Shallow, transient slow slip in the southern San Andreas fault system: insights from natural and experimental hematite and hematite-clay slip surfaces

Alexis K. Ault, Alexandra A. DiMonte, Jordan L. Jensen, Greg Hirth, Cameron D. Meyers, & Kelly K. Bradbury

Submitted September 11, 2022, SCEC Contribution #12289, 2022 SCEC Annual Meeting Poster #146

Documenting modes of past deformation in exhumed fault rocks and comparison of natural and experimental faults are required to constrain the rheology and distribution of slip that occurs in the shallow crust during the modern earthquake cycle. Our recent, SCEC-supported work has focused on networks of small, basement-hosted hematite slip surfaces in exhumed strike-slip faults that connect to the southern San Andreas fault (SSAF) in a positive flower structure in Mecca Hills, CA. Scanning electron microscopy shows these mm-thick surfaces have basal hematite injection veins and layered veinlets, with nanoscale, high-aspect ratio plates that mirror the morphology of phyllosilicates. New field observations reveal the spatial association of hematite and clay at all scales along the SSAF system in Mecca Hills. Basement damage includes hematite-clay gouge and discrete slip surfaces. Fe-oxide-rich clay gouge in sedimentary rock defines the mapped trace of the Coachella segment of the main SSAF.

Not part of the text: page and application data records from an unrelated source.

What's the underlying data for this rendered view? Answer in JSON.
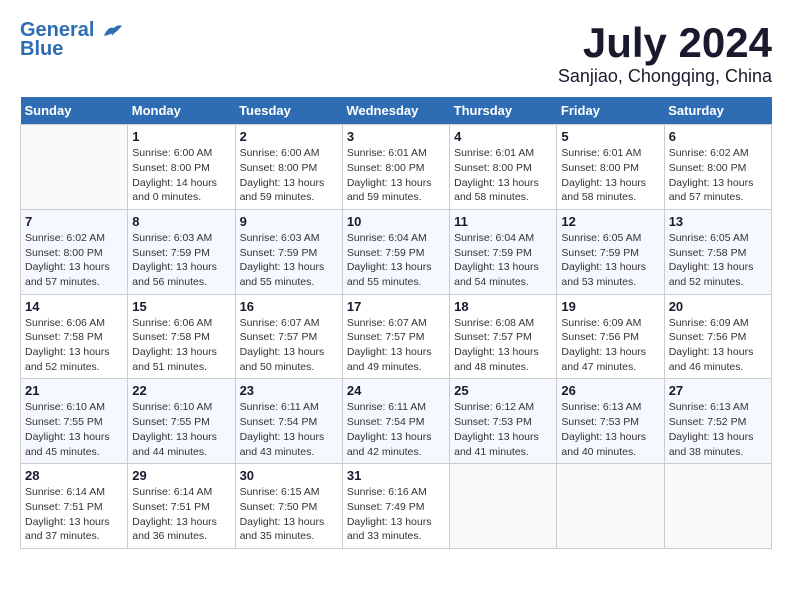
{
  "header": {
    "logo": {
      "line1": "General",
      "line2": "Blue"
    },
    "month": "July 2024",
    "location": "Sanjiao, Chongqing, China"
  },
  "columns": [
    "Sunday",
    "Monday",
    "Tuesday",
    "Wednesday",
    "Thursday",
    "Friday",
    "Saturday"
  ],
  "weeks": [
    [
      {
        "day": "",
        "info": ""
      },
      {
        "day": "1",
        "info": "Sunrise: 6:00 AM\nSunset: 8:00 PM\nDaylight: 14 hours\nand 0 minutes."
      },
      {
        "day": "2",
        "info": "Sunrise: 6:00 AM\nSunset: 8:00 PM\nDaylight: 13 hours\nand 59 minutes."
      },
      {
        "day": "3",
        "info": "Sunrise: 6:01 AM\nSunset: 8:00 PM\nDaylight: 13 hours\nand 59 minutes."
      },
      {
        "day": "4",
        "info": "Sunrise: 6:01 AM\nSunset: 8:00 PM\nDaylight: 13 hours\nand 58 minutes."
      },
      {
        "day": "5",
        "info": "Sunrise: 6:01 AM\nSunset: 8:00 PM\nDaylight: 13 hours\nand 58 minutes."
      },
      {
        "day": "6",
        "info": "Sunrise: 6:02 AM\nSunset: 8:00 PM\nDaylight: 13 hours\nand 57 minutes."
      }
    ],
    [
      {
        "day": "7",
        "info": "Sunrise: 6:02 AM\nSunset: 8:00 PM\nDaylight: 13 hours\nand 57 minutes."
      },
      {
        "day": "8",
        "info": "Sunrise: 6:03 AM\nSunset: 7:59 PM\nDaylight: 13 hours\nand 56 minutes."
      },
      {
        "day": "9",
        "info": "Sunrise: 6:03 AM\nSunset: 7:59 PM\nDaylight: 13 hours\nand 55 minutes."
      },
      {
        "day": "10",
        "info": "Sunrise: 6:04 AM\nSunset: 7:59 PM\nDaylight: 13 hours\nand 55 minutes."
      },
      {
        "day": "11",
        "info": "Sunrise: 6:04 AM\nSunset: 7:59 PM\nDaylight: 13 hours\nand 54 minutes."
      },
      {
        "day": "12",
        "info": "Sunrise: 6:05 AM\nSunset: 7:59 PM\nDaylight: 13 hours\nand 53 minutes."
      },
      {
        "day": "13",
        "info": "Sunrise: 6:05 AM\nSunset: 7:58 PM\nDaylight: 13 hours\nand 52 minutes."
      }
    ],
    [
      {
        "day": "14",
        "info": "Sunrise: 6:06 AM\nSunset: 7:58 PM\nDaylight: 13 hours\nand 52 minutes."
      },
      {
        "day": "15",
        "info": "Sunrise: 6:06 AM\nSunset: 7:58 PM\nDaylight: 13 hours\nand 51 minutes."
      },
      {
        "day": "16",
        "info": "Sunrise: 6:07 AM\nSunset: 7:57 PM\nDaylight: 13 hours\nand 50 minutes."
      },
      {
        "day": "17",
        "info": "Sunrise: 6:07 AM\nSunset: 7:57 PM\nDaylight: 13 hours\nand 49 minutes."
      },
      {
        "day": "18",
        "info": "Sunrise: 6:08 AM\nSunset: 7:57 PM\nDaylight: 13 hours\nand 48 minutes."
      },
      {
        "day": "19",
        "info": "Sunrise: 6:09 AM\nSunset: 7:56 PM\nDaylight: 13 hours\nand 47 minutes."
      },
      {
        "day": "20",
        "info": "Sunrise: 6:09 AM\nSunset: 7:56 PM\nDaylight: 13 hours\nand 46 minutes."
      }
    ],
    [
      {
        "day": "21",
        "info": "Sunrise: 6:10 AM\nSunset: 7:55 PM\nDaylight: 13 hours\nand 45 minutes."
      },
      {
        "day": "22",
        "info": "Sunrise: 6:10 AM\nSunset: 7:55 PM\nDaylight: 13 hours\nand 44 minutes."
      },
      {
        "day": "23",
        "info": "Sunrise: 6:11 AM\nSunset: 7:54 PM\nDaylight: 13 hours\nand 43 minutes."
      },
      {
        "day": "24",
        "info": "Sunrise: 6:11 AM\nSunset: 7:54 PM\nDaylight: 13 hours\nand 42 minutes."
      },
      {
        "day": "25",
        "info": "Sunrise: 6:12 AM\nSunset: 7:53 PM\nDaylight: 13 hours\nand 41 minutes."
      },
      {
        "day": "26",
        "info": "Sunrise: 6:13 AM\nSunset: 7:53 PM\nDaylight: 13 hours\nand 40 minutes."
      },
      {
        "day": "27",
        "info": "Sunrise: 6:13 AM\nSunset: 7:52 PM\nDaylight: 13 hours\nand 38 minutes."
      }
    ],
    [
      {
        "day": "28",
        "info": "Sunrise: 6:14 AM\nSunset: 7:51 PM\nDaylight: 13 hours\nand 37 minutes."
      },
      {
        "day": "29",
        "info": "Sunrise: 6:14 AM\nSunset: 7:51 PM\nDaylight: 13 hours\nand 36 minutes."
      },
      {
        "day": "30",
        "info": "Sunrise: 6:15 AM\nSunset: 7:50 PM\nDaylight: 13 hours\nand 35 minutes."
      },
      {
        "day": "31",
        "info": "Sunrise: 6:16 AM\nSunset: 7:49 PM\nDaylight: 13 hours\nand 33 minutes."
      },
      {
        "day": "",
        "info": ""
      },
      {
        "day": "",
        "info": ""
      },
      {
        "day": "",
        "info": ""
      }
    ]
  ]
}
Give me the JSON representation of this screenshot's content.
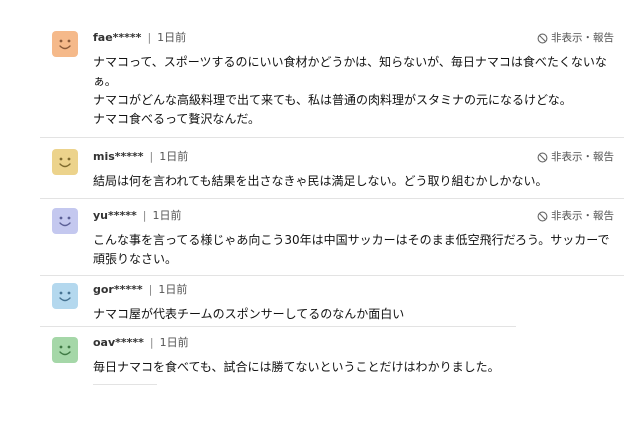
{
  "report_label": "非表示・報告",
  "separator": "|",
  "colors": {
    "avatar_orange": "#f5b98a",
    "avatar_yellow": "#ecd38c",
    "avatar_lavender": "#c4c8ef",
    "avatar_blue": "#b4d8ee",
    "avatar_green": "#a5d7a8"
  },
  "comments": [
    {
      "user": "fae*****",
      "time": "1日前",
      "lines": [
        "ナマコって、スポーツするのにいい食材かどうかは、知らないが、毎日ナマコは食べたくないな",
        "ぁ。",
        "ナマコがどんな高級料理で出て来ても、私は普通の肉料理がスタミナの元になるけどな。",
        "ナマコ食べるって贅沢なんだ。"
      ]
    },
    {
      "user": "mis*****",
      "time": "1日前",
      "lines": [
        "結局は何を言われても結果を出さなきゃ民は満足しない。どう取り組むかしかない。"
      ]
    },
    {
      "user": "yu*****",
      "time": "1日前",
      "lines": [
        "こんな事を言ってる様じゃあ向こう30年は中国サッカーはそのまま低空飛行だろう。サッカーで",
        "頑張りなさい。"
      ]
    },
    {
      "user": "gor*****",
      "time": "1日前",
      "lines": [
        "ナマコ屋が代表チームのスポンサーしてるのなんか面白い"
      ]
    },
    {
      "user": "oav*****",
      "time": "1日前",
      "lines": [
        "毎日ナマコを食べても、試合には勝てないということだけはわかりました。"
      ]
    }
  ]
}
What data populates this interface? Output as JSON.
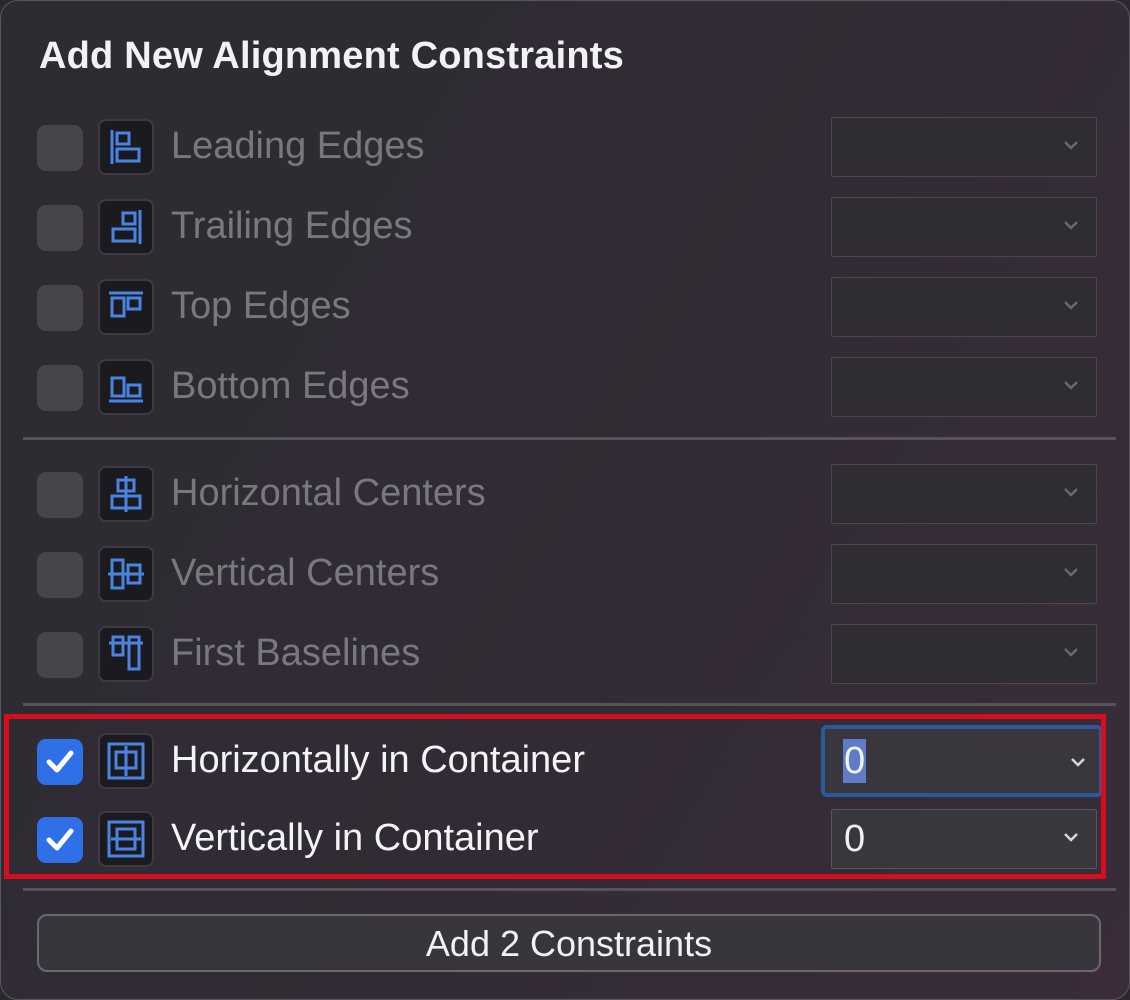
{
  "panel": {
    "title": "Add New Alignment Constraints"
  },
  "rows": [
    {
      "label": "Leading Edges",
      "checked": false,
      "value": "",
      "icon": "leading-edges-icon"
    },
    {
      "label": "Trailing Edges",
      "checked": false,
      "value": "",
      "icon": "trailing-edges-icon"
    },
    {
      "label": "Top Edges",
      "checked": false,
      "value": "",
      "icon": "top-edges-icon"
    },
    {
      "label": "Bottom Edges",
      "checked": false,
      "value": "",
      "icon": "bottom-edges-icon"
    },
    {
      "label": "Horizontal Centers",
      "checked": false,
      "value": "",
      "icon": "horizontal-centers-icon"
    },
    {
      "label": "Vertical Centers",
      "checked": false,
      "value": "",
      "icon": "vertical-centers-icon"
    },
    {
      "label": "First Baselines",
      "checked": false,
      "value": "",
      "icon": "first-baselines-icon"
    },
    {
      "label": "Horizontally in Container",
      "checked": true,
      "value": "0",
      "icon": "horizontally-in-container-icon"
    },
    {
      "label": "Vertically in Container",
      "checked": true,
      "value": "0",
      "icon": "vertically-in-container-icon"
    }
  ],
  "add_button": {
    "label": "Add 2 Constraints"
  },
  "colors": {
    "accent": "#2f6fe8",
    "highlight": "#d50d1c",
    "icon_stroke": "#4b83e0"
  }
}
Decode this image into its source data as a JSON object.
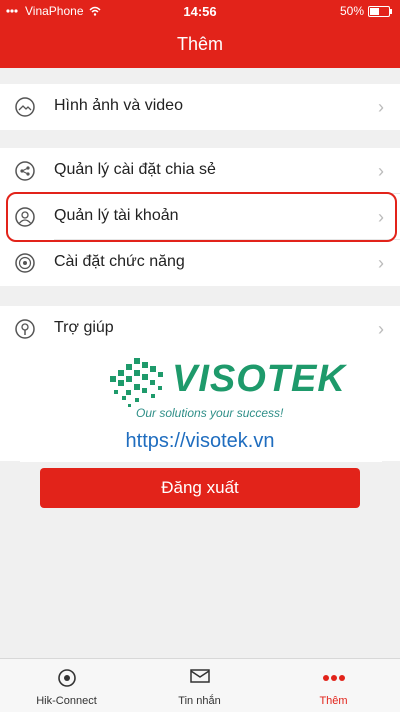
{
  "status_bar": {
    "carrier": "VinaPhone",
    "time": "14:56",
    "battery": "50%",
    "battery_level": 0.5
  },
  "header": {
    "title": "Thêm"
  },
  "menu": {
    "group1": [
      {
        "label": "Hình ảnh và video",
        "icon": "image-video-icon"
      }
    ],
    "group2": [
      {
        "label": "Quản lý cài đặt chia sẻ",
        "icon": "share-settings-icon"
      },
      {
        "label": "Quản lý tài khoản",
        "icon": "account-icon"
      },
      {
        "label": "Cài đặt chức năng",
        "icon": "function-settings-icon"
      }
    ],
    "group3": [
      {
        "label": "Trợ giúp",
        "icon": "help-icon"
      }
    ]
  },
  "watermark": {
    "brand": "VISOTEK",
    "slogan": "Our solutions your success!",
    "url": "https://visotek.vn"
  },
  "logout_label": "Đăng xuất",
  "tabs": [
    {
      "label": "Hik-Connect",
      "icon": "hik-connect-icon"
    },
    {
      "label": "Tin nhắn",
      "icon": "message-icon"
    },
    {
      "label": "Thêm",
      "icon": "more-icon",
      "active": true
    }
  ],
  "colors": {
    "accent": "#e2231a",
    "background": "#f0f0f0",
    "brand_green": "#1e9a6b",
    "url_blue": "#1f6dbf"
  }
}
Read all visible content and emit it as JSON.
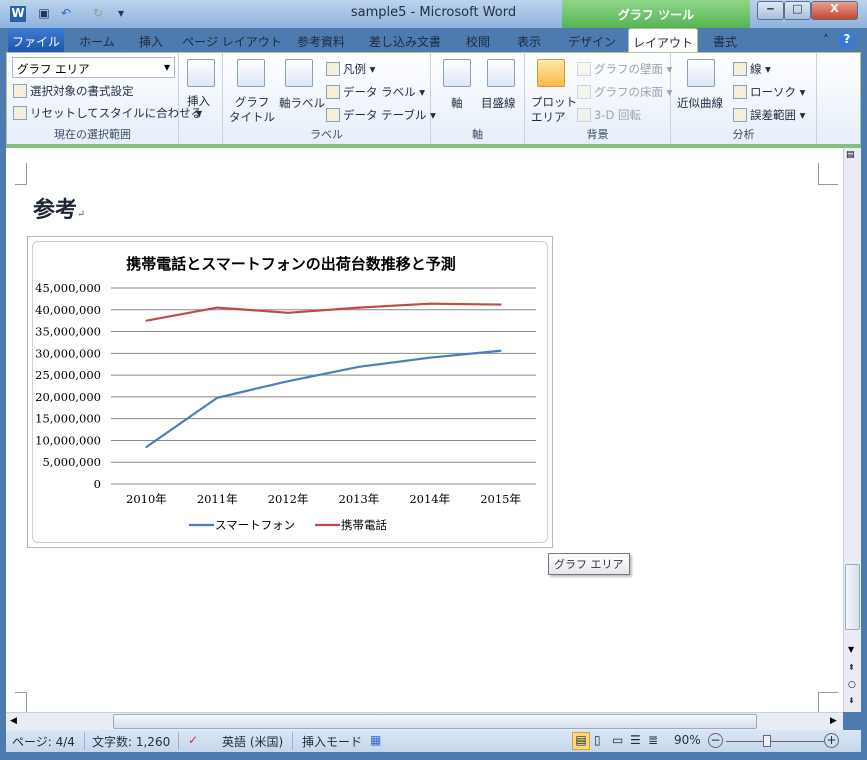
{
  "window": {
    "title": "sample5 - Microsoft Word",
    "tool_context": "グラフ ツール",
    "minimize": "‒",
    "maximize": "□",
    "close": "X"
  },
  "tabs": [
    {
      "label": "ファイル"
    },
    {
      "label": "ホーム"
    },
    {
      "label": "挿入"
    },
    {
      "label": "ページ レイアウト"
    },
    {
      "label": "参考資料"
    },
    {
      "label": "差し込み文書"
    },
    {
      "label": "校閲"
    },
    {
      "label": "表示"
    },
    {
      "label": "デザイン"
    },
    {
      "label": "レイアウト",
      "active": true
    },
    {
      "label": "書式"
    }
  ],
  "ribbon": {
    "selection": {
      "combo_value": "グラフ エリア",
      "format": "選択対象の書式設定",
      "reset": "リセットしてスタイルに合わせる",
      "label": "現在の選択範囲"
    },
    "insert": {
      "label": "挿入"
    },
    "labels": {
      "chart_title": "グラフ\nタイトル",
      "axis_title": "軸ラベル",
      "legend": "凡例",
      "data_labels": "データ ラベル",
      "data_table": "データ テーブル",
      "label": "ラベル"
    },
    "axes": {
      "axes": "軸",
      "gridlines": "目盛線",
      "label": "軸"
    },
    "background": {
      "plot_area": "プロット\nエリア",
      "wall": "グラフの壁面",
      "floor": "グラフの床面",
      "rotation": "3-D 回転",
      "label": "背景"
    },
    "analysis": {
      "trendline": "近似曲線",
      "lines": "線",
      "updown": "ローソク",
      "error_bars": "誤差範囲",
      "label": "分析"
    }
  },
  "document": {
    "heading": "参考",
    "tooltip": "グラフ エリア"
  },
  "status": {
    "page": "ページ: 4/4",
    "words": "文字数: 1,260",
    "language": "英語 (米国)",
    "mode": "挿入モード",
    "zoom": "90%"
  },
  "colors": {
    "smartphone": "#4a7ebb",
    "mobile": "#be4b48",
    "accent": "#56b454"
  },
  "chart_data": {
    "type": "line",
    "title": "携帯電話とスマートフォンの出荷台数推移と予測",
    "categories": [
      "2010年",
      "2011年",
      "2012年",
      "2013年",
      "2014年",
      "2015年"
    ],
    "series": [
      {
        "name": "スマートフォン",
        "values": [
          8500000,
          19800000,
          23600000,
          26900000,
          29000000,
          30600000
        ]
      },
      {
        "name": "携帯電話",
        "values": [
          37500000,
          40500000,
          39300000,
          40500000,
          41400000,
          41200000
        ]
      }
    ],
    "ylim": [
      0,
      45000000
    ],
    "yticks": [
      "0",
      "5,000,000",
      "10,000,000",
      "15,000,000",
      "20,000,000",
      "25,000,000",
      "30,000,000",
      "35,000,000",
      "40,000,000",
      "45,000,000"
    ],
    "grid": true,
    "legend": "bottom"
  }
}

Single-velocity and velocity-step experiments on coarse-grained specular hematite use an Instron rotary-shear apparatus with rates of 0.85 m/s-320 mm/s for 1-45 cm displacement at 5 and 8.5 MPa normal stress, with diabase, granite, and SiC upper annuli. The coefficient of friction is ~0.25-0.45, and hematite exhibits primarily velocity-strengthening and velocity-neutral behavior at rates <1 mm/s, like some phyllosilicates. Experiments produce gouge with a >7200% increase in surface area. Comparison of hematite (U-Th)/He dates from undeformed specularite and gouge shows >10% He loss during comminution without bulk fault surface temperature rise. However, natural Mecca Hills hematite surfaces did not experience post-formation comminution and instead likely deformed by interplate sliding. Hematite He dates (n=87 new, 88 previously reported individual analyses) from 33 natural hematite surfaces record discrete mineralization events between ~2.2-0.4 Ma at <1.5 km depth. Reproducible intrasample hematite He dates require reactivation of these surfaces occurred at slip rates slow enough to not cause thermally-activated He loss. We suggest hematite faults initially form by fluid overpressure and fluid-rock interaction during transient slow slip. Once formed, anisotropic hematite continues to deform by transient slow slip. Ongoing work investigates the textures and frictional behavior of hematite-clay faults and if and how hematite localizes deformation in these fault rocks.

Key Words
hematite, clay, slow slip, southern San Andreas fault, Mecca Hills, deformation experiments

Ault, A. K., DiMonte, A. A., Jensen, J. L., Hirth, G., Meyers, C. D., & Bradbury, K. K. (2022, 09). Shallow, transient slow slip in the southern San Andreas fault system: insights from natural and experimental hematite and hematite-clay slip surfaces. Poster Presentation at 2022 SCEC Annual Meeting.

Related Projects & Working Groups
Fault and Rupture Mechanics (FARM)